Budgeting is an alien concept for you.
So this term doesn’t occur in your life? Well, having a budget means you’re laying the foundation for savings. Merely earning money is not the point if you don’t know how to plan your savings, expenses, and investments every month. After all, you need to stay on track to meet the long-term goals. Imagine a situation where you’ve run out of all the money simply because you wasted thinking there’s no tomorrow!
Well, you have something important to pay off. Instead of wasting time contemplating on getting started, work out a simple plan (and not some complex spreadsheet). If you manage to find a ‘daily rate,’ it’s a good way to get started. This budgeting method helps break down how much you’ll spend every day based on the income you have, coupled with expenses.
Emergency savings and lifestyle are not in tandem.
There’s time, we know, but even this will disappear if you’ve not built on the emergency funds alongside taking the usual route to live a lifestyle that few would be able to afford. This fund will help you match your expenses with your needs. Financial experts often recommend making a fund that equals six months of expenses.
The moment your expenses increase, your savings must too. So, for example, if you get a bigger apartment on rent, a new vehicle that requires a larger monthly payment, or you’ve run on debt furthermore, consider these factors inside the amount you wish to save up for the emergency fund.
You are clueless about retirement benefits.

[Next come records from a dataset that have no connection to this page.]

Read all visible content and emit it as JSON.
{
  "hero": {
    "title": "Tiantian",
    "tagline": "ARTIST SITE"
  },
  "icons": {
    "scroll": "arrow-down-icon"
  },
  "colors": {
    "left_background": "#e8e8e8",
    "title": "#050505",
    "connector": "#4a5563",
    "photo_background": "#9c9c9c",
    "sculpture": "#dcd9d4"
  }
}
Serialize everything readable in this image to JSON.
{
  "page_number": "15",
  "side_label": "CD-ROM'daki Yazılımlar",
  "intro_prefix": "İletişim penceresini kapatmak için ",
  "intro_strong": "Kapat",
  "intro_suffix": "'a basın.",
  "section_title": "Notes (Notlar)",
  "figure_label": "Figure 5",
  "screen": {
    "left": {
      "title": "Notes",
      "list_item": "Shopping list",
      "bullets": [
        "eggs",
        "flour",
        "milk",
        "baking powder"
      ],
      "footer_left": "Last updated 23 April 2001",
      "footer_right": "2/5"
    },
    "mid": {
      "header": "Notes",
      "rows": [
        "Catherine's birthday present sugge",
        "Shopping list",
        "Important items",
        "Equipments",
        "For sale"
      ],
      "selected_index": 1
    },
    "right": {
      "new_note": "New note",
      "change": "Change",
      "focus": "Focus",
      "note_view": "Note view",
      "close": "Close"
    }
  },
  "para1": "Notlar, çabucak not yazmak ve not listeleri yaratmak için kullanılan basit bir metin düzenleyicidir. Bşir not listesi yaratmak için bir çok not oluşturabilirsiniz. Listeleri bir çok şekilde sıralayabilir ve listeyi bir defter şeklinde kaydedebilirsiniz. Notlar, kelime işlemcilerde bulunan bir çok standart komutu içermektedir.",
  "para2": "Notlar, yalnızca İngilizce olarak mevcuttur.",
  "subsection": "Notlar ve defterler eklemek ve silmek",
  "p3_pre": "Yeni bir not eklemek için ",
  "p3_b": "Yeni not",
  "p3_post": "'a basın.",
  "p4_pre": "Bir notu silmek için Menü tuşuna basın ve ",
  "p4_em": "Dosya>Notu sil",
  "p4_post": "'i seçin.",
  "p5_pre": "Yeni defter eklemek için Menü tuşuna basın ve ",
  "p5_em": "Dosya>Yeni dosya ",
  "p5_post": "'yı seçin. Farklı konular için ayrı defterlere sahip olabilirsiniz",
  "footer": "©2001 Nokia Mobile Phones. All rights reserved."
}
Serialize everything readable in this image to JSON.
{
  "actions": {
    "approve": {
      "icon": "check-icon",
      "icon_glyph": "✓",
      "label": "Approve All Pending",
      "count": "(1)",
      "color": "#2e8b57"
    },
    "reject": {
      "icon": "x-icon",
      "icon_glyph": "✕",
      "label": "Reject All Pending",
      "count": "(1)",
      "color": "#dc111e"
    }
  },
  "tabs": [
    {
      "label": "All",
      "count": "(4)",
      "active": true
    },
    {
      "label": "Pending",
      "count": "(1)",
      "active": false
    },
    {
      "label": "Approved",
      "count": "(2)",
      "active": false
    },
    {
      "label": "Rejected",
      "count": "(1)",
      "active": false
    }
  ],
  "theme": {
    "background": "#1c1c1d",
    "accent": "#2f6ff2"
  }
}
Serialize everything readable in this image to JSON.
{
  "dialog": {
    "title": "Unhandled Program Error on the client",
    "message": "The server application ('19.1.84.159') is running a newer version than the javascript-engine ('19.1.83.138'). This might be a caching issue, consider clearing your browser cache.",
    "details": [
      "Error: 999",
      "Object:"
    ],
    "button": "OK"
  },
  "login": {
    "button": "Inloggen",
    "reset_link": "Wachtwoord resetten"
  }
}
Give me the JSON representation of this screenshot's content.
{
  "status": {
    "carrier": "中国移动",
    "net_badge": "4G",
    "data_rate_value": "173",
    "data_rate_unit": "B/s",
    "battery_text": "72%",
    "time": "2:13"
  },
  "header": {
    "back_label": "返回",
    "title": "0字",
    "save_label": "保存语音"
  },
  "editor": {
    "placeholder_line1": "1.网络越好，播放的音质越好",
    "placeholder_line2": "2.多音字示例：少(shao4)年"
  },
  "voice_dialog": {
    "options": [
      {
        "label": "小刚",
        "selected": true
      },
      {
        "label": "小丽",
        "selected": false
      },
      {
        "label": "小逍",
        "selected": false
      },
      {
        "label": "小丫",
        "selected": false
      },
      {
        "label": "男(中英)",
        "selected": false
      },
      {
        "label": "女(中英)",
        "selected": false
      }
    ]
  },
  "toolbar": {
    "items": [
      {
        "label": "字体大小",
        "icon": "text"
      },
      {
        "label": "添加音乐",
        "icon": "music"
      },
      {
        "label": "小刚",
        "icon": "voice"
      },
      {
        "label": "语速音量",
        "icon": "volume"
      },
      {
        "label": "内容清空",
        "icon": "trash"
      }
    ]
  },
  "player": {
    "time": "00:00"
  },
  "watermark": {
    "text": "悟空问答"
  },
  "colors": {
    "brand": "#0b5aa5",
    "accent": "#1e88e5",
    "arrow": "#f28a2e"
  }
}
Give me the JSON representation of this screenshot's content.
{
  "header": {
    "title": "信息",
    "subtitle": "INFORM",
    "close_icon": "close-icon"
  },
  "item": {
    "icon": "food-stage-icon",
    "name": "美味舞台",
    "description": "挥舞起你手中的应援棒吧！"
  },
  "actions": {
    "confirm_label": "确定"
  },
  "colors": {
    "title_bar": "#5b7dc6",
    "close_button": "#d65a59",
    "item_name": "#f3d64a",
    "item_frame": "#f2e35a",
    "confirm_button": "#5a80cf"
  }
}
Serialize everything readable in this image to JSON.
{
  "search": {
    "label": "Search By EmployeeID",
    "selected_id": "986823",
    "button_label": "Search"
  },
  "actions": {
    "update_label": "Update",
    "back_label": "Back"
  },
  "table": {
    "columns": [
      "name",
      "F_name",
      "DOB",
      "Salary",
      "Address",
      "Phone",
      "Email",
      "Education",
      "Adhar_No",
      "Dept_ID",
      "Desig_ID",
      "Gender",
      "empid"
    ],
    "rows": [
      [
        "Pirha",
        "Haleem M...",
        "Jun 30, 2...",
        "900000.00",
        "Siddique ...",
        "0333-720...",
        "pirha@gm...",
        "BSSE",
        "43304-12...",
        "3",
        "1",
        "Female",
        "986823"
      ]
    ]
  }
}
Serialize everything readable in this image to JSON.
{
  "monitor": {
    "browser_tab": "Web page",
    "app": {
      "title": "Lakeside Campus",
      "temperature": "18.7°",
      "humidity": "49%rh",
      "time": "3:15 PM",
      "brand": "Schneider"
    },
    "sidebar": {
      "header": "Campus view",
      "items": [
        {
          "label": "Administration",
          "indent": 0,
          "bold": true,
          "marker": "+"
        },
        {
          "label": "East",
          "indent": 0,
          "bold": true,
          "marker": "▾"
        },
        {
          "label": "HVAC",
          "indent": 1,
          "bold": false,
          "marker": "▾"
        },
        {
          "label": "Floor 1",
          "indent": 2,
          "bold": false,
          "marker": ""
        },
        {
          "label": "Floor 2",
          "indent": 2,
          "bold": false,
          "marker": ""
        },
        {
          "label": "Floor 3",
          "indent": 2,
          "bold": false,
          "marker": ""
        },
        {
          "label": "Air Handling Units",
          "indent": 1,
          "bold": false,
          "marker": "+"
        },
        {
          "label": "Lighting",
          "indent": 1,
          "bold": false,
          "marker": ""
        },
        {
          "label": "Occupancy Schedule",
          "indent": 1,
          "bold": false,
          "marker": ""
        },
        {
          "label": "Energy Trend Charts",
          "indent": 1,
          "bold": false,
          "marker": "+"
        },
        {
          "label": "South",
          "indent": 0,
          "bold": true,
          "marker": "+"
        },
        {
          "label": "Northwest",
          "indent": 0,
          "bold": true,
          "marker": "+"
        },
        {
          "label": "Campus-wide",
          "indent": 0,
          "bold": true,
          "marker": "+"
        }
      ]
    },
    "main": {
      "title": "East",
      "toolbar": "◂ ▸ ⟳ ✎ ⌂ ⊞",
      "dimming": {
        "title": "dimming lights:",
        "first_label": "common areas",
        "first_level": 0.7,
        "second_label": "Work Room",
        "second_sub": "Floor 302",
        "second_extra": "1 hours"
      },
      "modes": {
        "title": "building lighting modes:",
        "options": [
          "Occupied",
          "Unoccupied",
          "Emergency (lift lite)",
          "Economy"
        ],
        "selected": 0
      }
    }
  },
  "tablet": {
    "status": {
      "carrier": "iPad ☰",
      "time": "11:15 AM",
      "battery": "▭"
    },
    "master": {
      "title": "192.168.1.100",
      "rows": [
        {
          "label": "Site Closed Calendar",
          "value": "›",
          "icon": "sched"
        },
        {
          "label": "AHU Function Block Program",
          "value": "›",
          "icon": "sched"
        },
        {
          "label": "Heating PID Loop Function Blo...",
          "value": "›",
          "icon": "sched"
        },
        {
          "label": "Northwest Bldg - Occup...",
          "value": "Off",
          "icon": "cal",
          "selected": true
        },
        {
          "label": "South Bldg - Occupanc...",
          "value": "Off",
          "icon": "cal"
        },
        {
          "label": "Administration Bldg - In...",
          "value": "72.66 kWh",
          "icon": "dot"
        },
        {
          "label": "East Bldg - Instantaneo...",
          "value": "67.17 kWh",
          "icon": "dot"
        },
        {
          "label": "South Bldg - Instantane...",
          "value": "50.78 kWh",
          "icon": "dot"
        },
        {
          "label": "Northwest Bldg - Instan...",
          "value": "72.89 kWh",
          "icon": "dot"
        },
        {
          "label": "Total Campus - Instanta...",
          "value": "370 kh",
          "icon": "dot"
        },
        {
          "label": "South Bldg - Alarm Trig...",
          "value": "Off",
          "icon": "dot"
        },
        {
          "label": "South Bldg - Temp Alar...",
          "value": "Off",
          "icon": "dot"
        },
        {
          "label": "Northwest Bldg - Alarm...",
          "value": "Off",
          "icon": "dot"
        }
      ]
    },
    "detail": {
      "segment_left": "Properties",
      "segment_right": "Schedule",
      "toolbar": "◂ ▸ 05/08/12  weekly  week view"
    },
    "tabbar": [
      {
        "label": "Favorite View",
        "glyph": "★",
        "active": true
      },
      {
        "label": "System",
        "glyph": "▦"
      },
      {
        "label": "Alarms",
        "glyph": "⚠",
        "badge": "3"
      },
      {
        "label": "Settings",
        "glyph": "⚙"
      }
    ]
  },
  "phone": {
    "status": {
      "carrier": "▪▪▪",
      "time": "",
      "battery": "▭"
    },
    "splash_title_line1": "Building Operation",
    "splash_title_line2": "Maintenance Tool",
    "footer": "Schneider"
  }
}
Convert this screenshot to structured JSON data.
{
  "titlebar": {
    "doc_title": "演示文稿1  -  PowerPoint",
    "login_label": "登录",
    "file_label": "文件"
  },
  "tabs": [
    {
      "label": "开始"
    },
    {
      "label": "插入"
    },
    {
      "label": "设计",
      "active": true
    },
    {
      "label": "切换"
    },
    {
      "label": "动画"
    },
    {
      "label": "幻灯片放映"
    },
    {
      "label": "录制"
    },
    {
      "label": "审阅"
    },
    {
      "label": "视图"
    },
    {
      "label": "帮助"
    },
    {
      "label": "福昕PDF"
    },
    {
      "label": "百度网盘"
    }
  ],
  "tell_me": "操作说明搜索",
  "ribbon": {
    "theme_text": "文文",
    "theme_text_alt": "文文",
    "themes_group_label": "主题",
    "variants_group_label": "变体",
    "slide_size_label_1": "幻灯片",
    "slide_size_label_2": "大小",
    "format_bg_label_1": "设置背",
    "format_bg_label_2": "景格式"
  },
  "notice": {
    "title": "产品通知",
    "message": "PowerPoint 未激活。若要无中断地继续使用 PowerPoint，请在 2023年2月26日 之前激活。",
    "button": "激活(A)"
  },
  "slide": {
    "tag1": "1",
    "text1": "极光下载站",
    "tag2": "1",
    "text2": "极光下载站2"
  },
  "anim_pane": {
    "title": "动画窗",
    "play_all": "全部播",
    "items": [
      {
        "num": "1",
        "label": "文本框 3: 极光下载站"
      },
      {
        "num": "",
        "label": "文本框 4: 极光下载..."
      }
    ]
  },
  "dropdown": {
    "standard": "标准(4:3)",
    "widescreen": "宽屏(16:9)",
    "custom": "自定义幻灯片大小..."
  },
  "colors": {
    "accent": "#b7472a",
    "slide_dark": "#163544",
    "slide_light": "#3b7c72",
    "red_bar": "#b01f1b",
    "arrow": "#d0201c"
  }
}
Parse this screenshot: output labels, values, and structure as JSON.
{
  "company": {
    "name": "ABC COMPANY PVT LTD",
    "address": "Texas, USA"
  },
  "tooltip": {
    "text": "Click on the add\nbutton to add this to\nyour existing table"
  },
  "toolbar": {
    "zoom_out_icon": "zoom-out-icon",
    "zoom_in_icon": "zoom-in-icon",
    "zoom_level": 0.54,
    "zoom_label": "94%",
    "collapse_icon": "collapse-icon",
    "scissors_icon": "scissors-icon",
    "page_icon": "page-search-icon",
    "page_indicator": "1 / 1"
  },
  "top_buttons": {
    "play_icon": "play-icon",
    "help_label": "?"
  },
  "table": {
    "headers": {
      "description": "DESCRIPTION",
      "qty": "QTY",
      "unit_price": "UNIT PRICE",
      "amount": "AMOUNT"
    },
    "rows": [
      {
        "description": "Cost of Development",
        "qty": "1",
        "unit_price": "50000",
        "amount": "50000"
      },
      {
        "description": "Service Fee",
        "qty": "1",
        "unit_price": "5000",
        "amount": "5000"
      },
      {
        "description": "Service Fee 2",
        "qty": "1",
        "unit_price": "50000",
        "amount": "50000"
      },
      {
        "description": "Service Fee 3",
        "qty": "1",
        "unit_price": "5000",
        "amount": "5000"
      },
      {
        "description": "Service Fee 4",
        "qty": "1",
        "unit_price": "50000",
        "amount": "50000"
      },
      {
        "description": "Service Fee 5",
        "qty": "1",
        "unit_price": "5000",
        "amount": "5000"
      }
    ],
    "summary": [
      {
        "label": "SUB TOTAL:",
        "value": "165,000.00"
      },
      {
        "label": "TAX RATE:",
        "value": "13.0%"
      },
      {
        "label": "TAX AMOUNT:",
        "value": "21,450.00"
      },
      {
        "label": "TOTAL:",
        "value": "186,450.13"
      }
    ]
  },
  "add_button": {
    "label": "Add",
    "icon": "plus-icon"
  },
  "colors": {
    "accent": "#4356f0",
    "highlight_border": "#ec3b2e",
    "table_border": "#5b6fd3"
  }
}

You might be someone who lives in the moment and doesn’t care about the future. However, it makes no sense to overlook something unavoidable and inevitable called retirement. Naturally, you need to save for that period too. There’s no fixed rule about how much you need to save, but experts harp on few benchmarks.
Precisely, it would help if you had about a year’s salary saved by age 30, a couple of more by 35, increase that a bit by the time you reach 40, and the list goes on. At least, by the time you hit 50, ensure you save up to 5 years of salary, especially if you don’t have any other type of retirement fund.
Simply put, the sooner you begin, the better the prospects for your life on the whole. If you’re a salaried person, there are employee benefits and plans too, so reap in them too! Additionally, employers often make it possible that your money goes directly from what you’ve earned to the retirement savings. Therefore, always try to embrace a lifestyle that is sustainable for you.